Business, Economics and Jobs

Ex-trader pleads guilty to making death threats against financial regulators

On the eve of his jury trial in New York federal court, an ex-commodities trader admitted threatening to kill 47 financial regulators, including SEC Chairwoman Mary Shapiro and Commodity Futures Trading Commission Chairman Gary Gensler.

Vincent McCrudden, 50, pleaded guilty Monday to two counts of transmission of threats to injure for using email, Facebook and postings on his company website to make the death threats, Bloomberg News reports. The charges carry up to 10 years in prison.

Among the charges, prosecutors allege that McCrudden sent an email to Daniel Driscoll, chief operating officer of the National Futures Association, with the subject line, “You’re a Dead Man,” The New York Times reports. The email, sent in CFTC Chairman Gensler’s name, went on to say that he had hired people to kill Driscoll. “It wasn’t ever a question of ‘if” I was going to kill you, it was just a question of when,” it read.

Prosecutors also claimed that after the CFTC sued him for illegally starting a hedge fund without registering it, McCrudden posted an “execution list” on his company website targeting 47 current and former officials at the SEC, CFTC, NFA and the Financial Regulatory Authority. “Go buy a gun and let’s get to work taking back our country from these criminals,” McCrudden allegedly wrote on the site. “I’ll be the first one to lead by example.”

Prosecutors also said McCrudden had created a National Futures Association Facebook group offering 250,000 Euros ($351,175) to any group “with proof of killing” regulators on the list.

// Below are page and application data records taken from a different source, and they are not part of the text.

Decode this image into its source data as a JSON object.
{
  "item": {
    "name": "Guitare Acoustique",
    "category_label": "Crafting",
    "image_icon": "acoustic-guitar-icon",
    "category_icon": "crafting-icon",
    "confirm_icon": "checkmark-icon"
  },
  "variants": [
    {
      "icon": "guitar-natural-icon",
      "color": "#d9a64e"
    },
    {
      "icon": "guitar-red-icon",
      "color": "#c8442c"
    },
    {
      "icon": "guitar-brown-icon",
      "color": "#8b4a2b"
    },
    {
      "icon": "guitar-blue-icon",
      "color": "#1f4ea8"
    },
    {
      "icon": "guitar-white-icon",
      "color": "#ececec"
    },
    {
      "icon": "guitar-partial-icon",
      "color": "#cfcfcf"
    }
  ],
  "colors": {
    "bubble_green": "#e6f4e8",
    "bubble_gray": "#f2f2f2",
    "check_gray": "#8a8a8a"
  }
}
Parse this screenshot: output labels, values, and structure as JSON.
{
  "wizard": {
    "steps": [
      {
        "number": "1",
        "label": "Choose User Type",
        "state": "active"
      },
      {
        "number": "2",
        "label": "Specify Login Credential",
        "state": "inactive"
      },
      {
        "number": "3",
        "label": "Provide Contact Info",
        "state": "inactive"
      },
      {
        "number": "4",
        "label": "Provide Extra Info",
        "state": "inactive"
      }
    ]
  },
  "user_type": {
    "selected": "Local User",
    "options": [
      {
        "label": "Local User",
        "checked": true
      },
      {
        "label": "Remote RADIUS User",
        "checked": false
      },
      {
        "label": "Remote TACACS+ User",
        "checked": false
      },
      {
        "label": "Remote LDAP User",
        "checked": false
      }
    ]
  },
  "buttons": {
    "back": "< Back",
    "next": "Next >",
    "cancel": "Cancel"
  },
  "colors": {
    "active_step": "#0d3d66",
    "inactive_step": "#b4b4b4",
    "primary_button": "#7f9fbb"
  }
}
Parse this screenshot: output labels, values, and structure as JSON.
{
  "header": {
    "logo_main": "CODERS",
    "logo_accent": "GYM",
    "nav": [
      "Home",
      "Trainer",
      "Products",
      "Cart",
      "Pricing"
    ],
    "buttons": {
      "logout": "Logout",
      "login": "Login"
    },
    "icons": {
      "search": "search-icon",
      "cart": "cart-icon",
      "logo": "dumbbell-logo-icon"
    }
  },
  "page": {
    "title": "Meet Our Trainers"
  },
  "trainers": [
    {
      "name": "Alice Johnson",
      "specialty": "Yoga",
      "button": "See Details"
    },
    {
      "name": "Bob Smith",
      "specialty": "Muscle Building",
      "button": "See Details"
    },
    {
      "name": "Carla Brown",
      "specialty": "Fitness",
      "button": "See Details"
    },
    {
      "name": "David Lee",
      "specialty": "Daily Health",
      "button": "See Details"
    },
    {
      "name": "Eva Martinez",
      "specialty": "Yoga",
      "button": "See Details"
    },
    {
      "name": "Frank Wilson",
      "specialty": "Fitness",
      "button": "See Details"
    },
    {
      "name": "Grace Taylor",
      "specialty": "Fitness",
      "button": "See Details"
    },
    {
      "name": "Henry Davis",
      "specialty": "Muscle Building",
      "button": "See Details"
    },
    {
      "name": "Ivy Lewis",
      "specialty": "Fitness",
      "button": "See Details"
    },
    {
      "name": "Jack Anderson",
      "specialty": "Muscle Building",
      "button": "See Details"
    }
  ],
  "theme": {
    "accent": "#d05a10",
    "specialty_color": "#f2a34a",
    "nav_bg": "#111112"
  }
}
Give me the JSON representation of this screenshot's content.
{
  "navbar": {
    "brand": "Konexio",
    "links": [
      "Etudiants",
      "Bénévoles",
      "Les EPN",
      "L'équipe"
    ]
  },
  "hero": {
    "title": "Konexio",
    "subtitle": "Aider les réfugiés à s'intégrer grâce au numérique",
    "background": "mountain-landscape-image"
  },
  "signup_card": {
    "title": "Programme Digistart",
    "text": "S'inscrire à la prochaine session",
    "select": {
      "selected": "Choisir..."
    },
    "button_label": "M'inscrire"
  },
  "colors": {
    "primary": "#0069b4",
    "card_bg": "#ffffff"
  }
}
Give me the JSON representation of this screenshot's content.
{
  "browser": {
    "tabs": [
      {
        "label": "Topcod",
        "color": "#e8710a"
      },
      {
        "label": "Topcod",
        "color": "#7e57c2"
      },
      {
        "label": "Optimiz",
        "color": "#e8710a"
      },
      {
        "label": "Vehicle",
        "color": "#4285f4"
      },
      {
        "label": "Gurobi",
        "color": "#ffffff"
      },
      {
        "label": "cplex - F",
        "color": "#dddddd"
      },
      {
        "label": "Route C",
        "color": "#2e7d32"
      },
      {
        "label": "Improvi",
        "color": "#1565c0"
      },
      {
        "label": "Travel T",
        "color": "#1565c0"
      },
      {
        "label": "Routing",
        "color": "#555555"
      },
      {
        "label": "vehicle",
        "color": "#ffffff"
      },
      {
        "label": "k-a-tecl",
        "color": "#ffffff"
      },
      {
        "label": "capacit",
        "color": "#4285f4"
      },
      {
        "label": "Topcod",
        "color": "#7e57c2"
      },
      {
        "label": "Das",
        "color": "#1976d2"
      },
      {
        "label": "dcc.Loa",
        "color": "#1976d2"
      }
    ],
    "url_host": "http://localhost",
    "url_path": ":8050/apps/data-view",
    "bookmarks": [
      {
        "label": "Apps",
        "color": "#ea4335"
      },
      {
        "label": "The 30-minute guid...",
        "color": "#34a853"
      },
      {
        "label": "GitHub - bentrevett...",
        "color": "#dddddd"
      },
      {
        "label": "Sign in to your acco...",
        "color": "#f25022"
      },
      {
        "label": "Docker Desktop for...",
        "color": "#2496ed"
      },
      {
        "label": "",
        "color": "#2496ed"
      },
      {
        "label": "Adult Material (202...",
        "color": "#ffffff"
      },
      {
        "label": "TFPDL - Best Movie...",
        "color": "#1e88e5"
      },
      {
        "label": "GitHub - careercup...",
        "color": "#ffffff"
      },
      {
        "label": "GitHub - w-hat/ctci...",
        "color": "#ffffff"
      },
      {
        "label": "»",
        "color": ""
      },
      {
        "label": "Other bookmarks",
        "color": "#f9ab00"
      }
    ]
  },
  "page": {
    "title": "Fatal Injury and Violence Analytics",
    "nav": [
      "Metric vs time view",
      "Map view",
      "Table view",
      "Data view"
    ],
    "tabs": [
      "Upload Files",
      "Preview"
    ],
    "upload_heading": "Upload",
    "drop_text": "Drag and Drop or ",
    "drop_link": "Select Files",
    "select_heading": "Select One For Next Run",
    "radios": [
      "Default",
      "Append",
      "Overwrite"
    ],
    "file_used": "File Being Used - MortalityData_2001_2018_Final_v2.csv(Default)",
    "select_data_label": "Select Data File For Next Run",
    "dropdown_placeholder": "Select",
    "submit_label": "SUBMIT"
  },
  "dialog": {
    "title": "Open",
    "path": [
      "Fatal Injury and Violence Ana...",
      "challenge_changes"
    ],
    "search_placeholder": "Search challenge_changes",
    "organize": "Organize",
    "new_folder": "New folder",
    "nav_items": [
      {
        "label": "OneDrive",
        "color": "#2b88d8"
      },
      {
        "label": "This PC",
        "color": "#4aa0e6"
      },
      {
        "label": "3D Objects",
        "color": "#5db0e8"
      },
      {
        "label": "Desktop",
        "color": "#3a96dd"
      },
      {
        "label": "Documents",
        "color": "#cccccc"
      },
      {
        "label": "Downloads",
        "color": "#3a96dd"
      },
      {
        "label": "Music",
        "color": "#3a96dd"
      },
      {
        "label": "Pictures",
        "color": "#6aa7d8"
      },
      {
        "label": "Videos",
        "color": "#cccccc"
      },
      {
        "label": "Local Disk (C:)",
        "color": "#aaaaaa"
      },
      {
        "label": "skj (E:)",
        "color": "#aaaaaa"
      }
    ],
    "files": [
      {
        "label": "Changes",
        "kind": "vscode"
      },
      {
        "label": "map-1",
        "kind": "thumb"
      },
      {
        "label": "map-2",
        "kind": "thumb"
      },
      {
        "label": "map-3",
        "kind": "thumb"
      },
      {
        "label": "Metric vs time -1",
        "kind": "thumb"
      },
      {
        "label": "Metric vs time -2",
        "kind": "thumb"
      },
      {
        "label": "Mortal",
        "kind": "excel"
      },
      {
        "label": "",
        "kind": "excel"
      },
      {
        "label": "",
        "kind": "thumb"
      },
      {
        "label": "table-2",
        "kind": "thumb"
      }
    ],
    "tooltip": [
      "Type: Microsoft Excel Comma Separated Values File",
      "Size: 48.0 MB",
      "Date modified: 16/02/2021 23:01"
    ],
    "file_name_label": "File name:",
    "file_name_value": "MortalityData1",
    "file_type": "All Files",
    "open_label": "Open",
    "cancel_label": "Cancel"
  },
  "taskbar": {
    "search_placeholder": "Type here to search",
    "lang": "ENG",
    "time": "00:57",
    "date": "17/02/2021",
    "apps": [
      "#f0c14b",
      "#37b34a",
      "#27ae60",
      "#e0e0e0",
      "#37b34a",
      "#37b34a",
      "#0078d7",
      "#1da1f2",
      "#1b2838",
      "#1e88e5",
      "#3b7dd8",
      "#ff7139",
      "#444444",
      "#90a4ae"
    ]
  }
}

Government officials had traced the posting’s computer address to McCrudden’s hotel room in Singapore, where he had moved from Long Beach, Calif. to follow his girlfriend to a new job.

“He thought he could hide in the shadows of the Internet and disseminate his threats and instructions,” U.S. Attorney Loretta Lynch said in a statement. “He was wrong.”

In the past, McCrudden has claimed he was being persecuted for fighting back against unfair regulatory actions that destroyed his career. During his pleading hearing Monday, he apologized to his victims and his family for any harm his actions may have caused.